A chronological historical table of the main changes and/or additions to the fabric, fixed furnishings and churchyard from the 12th Century to the present time.
1190 Traditional date of foundation. Construction cruciform shape. N.
Transept said to be smallest in England and, unusually, smaller
than S. Transept. Entrance to Chancel on S. side likely. Present
chancel arch probably original. Present tower arch was the
original entrance to the Nave. Original stone font (now in N.
Transept) inside church door.
First extension to Chancel.
Double piscina added to S. wall of new extension (one converted
to a sedile in 16th century).
Second extension to Chancel.
Single piscina added to S. wall of new extension as well as Easter
E. window arch added (reset 19th century).
Square window S. side of Chancel added (lighting altar).
c 1370 Wall paintings executed.
Tower added at W. end. Unusual saddleback roof with transverse
ridge line. The only other examples are at Holsworthy, Devon;
Syonby, Leics.; and Alvediston, Wilts.
N. window in N. Transept (cinquefoil) and S. window in S.
Chancel roof rebuilt.
Top of tower rebuilt.
One of the two 13th century piscinas converted to a sedile.
1539 Dissolution of St. Albans Abbey, mother house to Holy Cross.
Three Bells in Tower.
1606, or just after, pulpit added at centre of S. side of Nave.
1606 oldest extant Bell hung (4th Bell).
1638 two other bells in tower.
1719 Bell hung (Tenor Bell).
1815 Galleries built by private contributions on either side of tower arch.
1818 Large vestry added S. of Chancel (replaced with smaller Vestry at
the restoration 1864/6).
1856 Churchyard extended and cottage on site of present lych gate pulled
down, the flint and bricks used to build wall now fronting churchyard.
1866 Major restoration and remodelling under architect Sir Gilbert Scott,
Galleries and box pews removed.
Ceilings removed from Nave, Chancel and Transepts.
Pulpit moved to present position from S. side of Nave, pedestal
cut down by 3 / 4 ft.
N. & S. Aisles added (now housing Organ and Baptistry,
Chancel floor raised, south entrance blocked.
Addition of - Font on original plinth; Porch; Vestry; Altar
designed by Gilbert Scott; Reading Desk; Pews; Plain glass
window S. side of Chancel (now Resurrection - see 1988 below).
Stained glass added to E. window of Chancel (Crucifixion &
The N. Wall of the Nave, or large portion of N. Transept, fell
during the work.
1865 Bell hung (3rd Bell).
1865 First Organ installed (Hill & Sons).
1886 Grundy’s Patent Heating Apparatus installed.
1900 Churchyard further enlarged.
1904 Stained glass added to S. window of S. Transept (St. Helens and St.
1913 Oak bell frame replaced with steel, Bells rehung.

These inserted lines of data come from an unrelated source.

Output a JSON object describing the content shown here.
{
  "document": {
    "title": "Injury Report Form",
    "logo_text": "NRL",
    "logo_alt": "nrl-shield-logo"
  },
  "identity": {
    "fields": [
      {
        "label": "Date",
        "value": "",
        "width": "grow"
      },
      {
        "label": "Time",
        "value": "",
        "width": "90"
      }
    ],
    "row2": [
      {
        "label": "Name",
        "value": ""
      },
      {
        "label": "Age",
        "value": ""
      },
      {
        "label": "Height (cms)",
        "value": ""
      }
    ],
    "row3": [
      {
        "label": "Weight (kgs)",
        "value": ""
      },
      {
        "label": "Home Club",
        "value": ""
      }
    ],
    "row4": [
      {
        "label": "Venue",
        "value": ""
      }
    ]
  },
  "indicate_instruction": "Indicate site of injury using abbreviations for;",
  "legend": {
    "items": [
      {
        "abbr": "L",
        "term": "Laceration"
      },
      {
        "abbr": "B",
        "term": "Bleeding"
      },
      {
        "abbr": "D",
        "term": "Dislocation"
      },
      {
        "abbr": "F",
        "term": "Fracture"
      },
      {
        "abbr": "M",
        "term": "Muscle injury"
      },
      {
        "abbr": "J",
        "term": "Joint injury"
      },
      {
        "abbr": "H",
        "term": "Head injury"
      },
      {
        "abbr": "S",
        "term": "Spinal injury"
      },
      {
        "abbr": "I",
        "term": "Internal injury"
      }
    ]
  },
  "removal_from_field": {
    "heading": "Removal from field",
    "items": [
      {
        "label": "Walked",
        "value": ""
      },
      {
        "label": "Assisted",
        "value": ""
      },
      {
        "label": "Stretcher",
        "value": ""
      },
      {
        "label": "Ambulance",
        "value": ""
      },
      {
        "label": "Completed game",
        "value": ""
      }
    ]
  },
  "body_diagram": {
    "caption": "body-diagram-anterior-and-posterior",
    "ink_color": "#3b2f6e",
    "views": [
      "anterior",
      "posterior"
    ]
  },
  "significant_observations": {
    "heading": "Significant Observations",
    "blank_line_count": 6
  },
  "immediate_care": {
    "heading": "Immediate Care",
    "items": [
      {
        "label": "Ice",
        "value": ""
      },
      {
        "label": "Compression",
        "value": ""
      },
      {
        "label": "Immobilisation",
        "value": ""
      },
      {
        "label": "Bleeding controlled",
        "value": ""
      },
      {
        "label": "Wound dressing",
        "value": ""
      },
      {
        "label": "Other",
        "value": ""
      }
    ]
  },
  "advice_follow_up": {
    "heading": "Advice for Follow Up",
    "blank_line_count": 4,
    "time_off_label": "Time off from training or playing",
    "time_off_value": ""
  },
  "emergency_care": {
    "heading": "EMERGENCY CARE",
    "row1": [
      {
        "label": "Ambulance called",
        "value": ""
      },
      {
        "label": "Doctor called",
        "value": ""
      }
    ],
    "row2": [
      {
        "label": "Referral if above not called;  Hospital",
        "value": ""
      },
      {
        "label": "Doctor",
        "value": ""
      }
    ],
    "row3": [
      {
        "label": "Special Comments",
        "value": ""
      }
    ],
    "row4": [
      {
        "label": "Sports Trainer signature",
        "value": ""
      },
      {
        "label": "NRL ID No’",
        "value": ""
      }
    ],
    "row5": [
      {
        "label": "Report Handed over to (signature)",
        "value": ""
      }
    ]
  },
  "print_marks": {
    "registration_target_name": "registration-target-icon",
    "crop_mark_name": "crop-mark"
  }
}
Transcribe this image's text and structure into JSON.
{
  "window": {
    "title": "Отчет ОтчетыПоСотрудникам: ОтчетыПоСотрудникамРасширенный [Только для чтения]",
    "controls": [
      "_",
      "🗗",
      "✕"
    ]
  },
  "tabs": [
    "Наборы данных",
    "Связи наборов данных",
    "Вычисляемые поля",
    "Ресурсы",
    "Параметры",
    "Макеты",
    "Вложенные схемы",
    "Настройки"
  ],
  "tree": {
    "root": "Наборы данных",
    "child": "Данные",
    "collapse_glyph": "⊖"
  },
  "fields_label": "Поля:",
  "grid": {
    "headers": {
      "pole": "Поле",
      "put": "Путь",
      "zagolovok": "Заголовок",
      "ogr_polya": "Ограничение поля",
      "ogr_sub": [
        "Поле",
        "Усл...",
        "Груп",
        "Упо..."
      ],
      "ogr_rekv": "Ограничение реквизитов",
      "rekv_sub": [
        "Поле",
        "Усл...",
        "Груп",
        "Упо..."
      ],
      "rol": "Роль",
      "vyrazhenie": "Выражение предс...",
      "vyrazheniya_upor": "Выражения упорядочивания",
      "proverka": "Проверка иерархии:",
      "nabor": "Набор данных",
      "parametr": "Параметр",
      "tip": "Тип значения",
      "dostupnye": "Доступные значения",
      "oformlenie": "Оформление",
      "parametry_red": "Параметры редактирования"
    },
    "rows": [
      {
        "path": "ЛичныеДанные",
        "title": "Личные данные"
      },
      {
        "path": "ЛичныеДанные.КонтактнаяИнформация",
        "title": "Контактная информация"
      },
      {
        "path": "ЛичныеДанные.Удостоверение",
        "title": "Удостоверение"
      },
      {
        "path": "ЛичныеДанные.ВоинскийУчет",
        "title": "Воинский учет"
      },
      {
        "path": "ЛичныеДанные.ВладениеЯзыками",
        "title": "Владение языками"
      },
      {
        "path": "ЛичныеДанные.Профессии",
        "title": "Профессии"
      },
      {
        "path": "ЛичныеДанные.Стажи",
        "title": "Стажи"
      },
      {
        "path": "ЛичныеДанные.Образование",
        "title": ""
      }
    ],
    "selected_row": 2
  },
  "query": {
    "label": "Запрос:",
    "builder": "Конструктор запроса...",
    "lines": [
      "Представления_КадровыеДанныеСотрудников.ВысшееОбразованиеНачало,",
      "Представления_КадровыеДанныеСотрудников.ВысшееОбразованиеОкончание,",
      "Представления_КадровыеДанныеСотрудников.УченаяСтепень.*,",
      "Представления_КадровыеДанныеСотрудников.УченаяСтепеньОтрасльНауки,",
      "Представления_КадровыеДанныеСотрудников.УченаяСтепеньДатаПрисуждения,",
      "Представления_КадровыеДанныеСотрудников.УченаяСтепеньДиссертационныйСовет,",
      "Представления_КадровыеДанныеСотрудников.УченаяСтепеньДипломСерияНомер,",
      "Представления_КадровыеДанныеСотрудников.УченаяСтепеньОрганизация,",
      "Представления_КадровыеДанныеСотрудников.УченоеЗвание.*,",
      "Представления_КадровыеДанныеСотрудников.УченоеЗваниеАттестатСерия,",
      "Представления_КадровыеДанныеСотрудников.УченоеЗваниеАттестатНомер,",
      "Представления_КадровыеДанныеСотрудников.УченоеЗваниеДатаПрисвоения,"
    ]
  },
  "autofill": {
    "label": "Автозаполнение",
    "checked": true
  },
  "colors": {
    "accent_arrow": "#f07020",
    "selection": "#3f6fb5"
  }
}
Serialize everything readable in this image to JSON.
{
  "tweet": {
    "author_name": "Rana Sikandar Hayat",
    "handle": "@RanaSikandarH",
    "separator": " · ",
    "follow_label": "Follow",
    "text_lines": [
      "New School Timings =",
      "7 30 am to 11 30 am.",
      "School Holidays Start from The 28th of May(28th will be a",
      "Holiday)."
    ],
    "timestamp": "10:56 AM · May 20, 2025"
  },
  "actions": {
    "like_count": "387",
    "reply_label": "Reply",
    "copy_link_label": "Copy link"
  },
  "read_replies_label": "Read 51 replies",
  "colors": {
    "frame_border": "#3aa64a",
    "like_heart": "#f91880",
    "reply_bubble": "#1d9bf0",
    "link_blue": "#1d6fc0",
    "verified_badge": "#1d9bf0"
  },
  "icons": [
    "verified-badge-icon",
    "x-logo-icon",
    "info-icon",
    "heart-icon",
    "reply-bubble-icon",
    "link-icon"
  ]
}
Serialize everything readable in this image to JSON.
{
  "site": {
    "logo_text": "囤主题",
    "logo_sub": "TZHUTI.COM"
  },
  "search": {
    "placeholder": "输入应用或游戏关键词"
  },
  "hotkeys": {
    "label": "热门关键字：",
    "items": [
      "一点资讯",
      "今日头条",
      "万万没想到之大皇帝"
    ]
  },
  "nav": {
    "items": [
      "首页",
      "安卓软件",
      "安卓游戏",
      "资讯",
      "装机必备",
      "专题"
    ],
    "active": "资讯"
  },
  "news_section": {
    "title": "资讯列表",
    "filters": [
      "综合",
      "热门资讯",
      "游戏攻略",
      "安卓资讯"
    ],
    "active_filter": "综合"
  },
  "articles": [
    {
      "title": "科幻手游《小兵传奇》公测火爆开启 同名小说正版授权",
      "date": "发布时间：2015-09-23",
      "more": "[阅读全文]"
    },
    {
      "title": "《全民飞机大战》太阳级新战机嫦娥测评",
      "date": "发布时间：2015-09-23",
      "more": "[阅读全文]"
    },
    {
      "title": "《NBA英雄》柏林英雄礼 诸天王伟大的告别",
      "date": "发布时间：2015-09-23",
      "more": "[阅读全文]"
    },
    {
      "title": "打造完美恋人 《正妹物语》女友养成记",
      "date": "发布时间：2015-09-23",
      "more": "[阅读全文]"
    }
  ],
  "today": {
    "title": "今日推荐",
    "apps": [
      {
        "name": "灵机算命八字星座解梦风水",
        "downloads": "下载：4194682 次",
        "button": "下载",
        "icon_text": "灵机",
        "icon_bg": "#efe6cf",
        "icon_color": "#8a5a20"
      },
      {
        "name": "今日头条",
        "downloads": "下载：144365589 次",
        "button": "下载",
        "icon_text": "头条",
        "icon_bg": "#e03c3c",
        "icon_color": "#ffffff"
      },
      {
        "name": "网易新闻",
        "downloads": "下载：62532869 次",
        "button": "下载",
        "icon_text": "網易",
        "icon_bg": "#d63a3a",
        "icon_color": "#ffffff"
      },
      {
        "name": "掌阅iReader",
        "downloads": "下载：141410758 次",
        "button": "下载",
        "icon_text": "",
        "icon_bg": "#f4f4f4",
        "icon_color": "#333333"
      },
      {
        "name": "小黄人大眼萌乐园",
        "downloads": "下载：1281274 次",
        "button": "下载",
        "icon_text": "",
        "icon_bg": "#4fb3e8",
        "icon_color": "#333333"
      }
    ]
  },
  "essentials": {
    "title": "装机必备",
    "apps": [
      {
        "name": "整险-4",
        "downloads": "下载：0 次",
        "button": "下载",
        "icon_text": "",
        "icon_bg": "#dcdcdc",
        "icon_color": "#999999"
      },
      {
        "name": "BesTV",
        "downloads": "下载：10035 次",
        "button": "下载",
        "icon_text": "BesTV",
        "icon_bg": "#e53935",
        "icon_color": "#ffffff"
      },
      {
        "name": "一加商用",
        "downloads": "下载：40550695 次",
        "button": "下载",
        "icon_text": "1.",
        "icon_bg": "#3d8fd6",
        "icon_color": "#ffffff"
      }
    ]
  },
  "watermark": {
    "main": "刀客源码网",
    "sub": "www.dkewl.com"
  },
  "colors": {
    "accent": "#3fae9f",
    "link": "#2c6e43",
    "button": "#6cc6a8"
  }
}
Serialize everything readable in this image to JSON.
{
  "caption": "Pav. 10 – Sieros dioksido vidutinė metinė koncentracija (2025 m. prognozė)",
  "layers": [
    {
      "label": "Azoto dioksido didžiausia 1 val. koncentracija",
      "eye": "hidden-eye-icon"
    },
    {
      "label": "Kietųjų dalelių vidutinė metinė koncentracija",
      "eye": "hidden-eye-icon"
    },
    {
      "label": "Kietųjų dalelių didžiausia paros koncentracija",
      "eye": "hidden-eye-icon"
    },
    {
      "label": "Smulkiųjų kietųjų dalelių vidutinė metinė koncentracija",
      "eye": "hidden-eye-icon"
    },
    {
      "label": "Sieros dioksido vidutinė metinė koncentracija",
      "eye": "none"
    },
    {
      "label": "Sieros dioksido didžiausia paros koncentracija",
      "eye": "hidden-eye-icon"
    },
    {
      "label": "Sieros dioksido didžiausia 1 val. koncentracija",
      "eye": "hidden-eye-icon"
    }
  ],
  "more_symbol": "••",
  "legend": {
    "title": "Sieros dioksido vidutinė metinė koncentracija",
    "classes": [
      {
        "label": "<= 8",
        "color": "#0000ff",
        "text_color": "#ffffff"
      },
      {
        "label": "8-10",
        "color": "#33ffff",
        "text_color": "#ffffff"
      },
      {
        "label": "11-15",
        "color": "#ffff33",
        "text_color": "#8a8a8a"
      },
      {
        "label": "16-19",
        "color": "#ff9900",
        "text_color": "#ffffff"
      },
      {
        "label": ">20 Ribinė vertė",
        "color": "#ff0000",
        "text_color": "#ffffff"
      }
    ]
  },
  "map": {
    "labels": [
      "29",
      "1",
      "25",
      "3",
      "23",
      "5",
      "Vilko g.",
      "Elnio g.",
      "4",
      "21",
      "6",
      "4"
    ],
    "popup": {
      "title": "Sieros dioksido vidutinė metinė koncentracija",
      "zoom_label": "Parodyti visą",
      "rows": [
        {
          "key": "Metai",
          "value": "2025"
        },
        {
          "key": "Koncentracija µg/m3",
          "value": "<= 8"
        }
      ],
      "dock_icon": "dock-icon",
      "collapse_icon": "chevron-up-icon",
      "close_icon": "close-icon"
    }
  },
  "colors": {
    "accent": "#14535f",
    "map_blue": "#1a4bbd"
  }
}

1913 Stained glass added to W. window in Tower (Bringing Children to
1914 Coal cellar installed.
1916 Stained glass added to W. window of S. Aisle (Holy Families).
1920 Lych gate built from oak of old bell frames.
1921 Stained glass added to S. window of S. Aisle ( St. Cecilia).
1923 Stained glass added to E. window of N. Transept (Charity).
1926 Reredos panelling behind altar installed.
1931 New chimney built and churchyard further enlarged.
1935 Electric light installed and decayed sapwood removed from roof
1937 Central heating installed (solid fuel).
1956 Organ installed (Leighton).
1959 Two new Bells hung (2nd Bell and Treble Bell).
1966 - Restoration Work:
1973 E. Wall of Chancel rebuilt, repairs and repointing.
1971 Churchyard further enlarged.
1973 Oil fired central heating installed.
1982-1983 Further restoration work, stone repairs, treatment of rising damp and
1987 Reading Desk removed.
1988 Stained glass added to S. window in S. wall of Chancel
1992 The Friends Charitable Trust formed.
1998 Stained glass window added to N. Window of N. Transept
(Vision of the Cross).
2000 Roof renewed
The material for this table was collated from many sources – old church leaflets and records held in the parish , with a few later additions - for the book `Historical Aspects of a Parish and its Church" edited by Doris Rollinson and published in 1990 for the very succesful 800th anniversery celebrations of the buiding. Research for the article was by Doris Rollinson, John Guy and Graham Peiser.
You will find that many of the items are discussed in more detail in other sections of the book, or brought into relation with one another, and this applies particularly to the 19th Century and Rev. Edward Riley’s 1902 account of the restoration of the church in 1864/6 - click on the "History" button above and then on "The Building - a History Paper".
The table will be useful for those interested in the chronology of the building, although it lacks the colour of an account of other furnishings. The inventory of 1552 on pages 18/20 of the book will further catch the imagination of the church interior then.
Today, the beauty of our village church is visible to all, the latest additions being two new windows, the pews furnished with tapestry kneelers and the reroofing.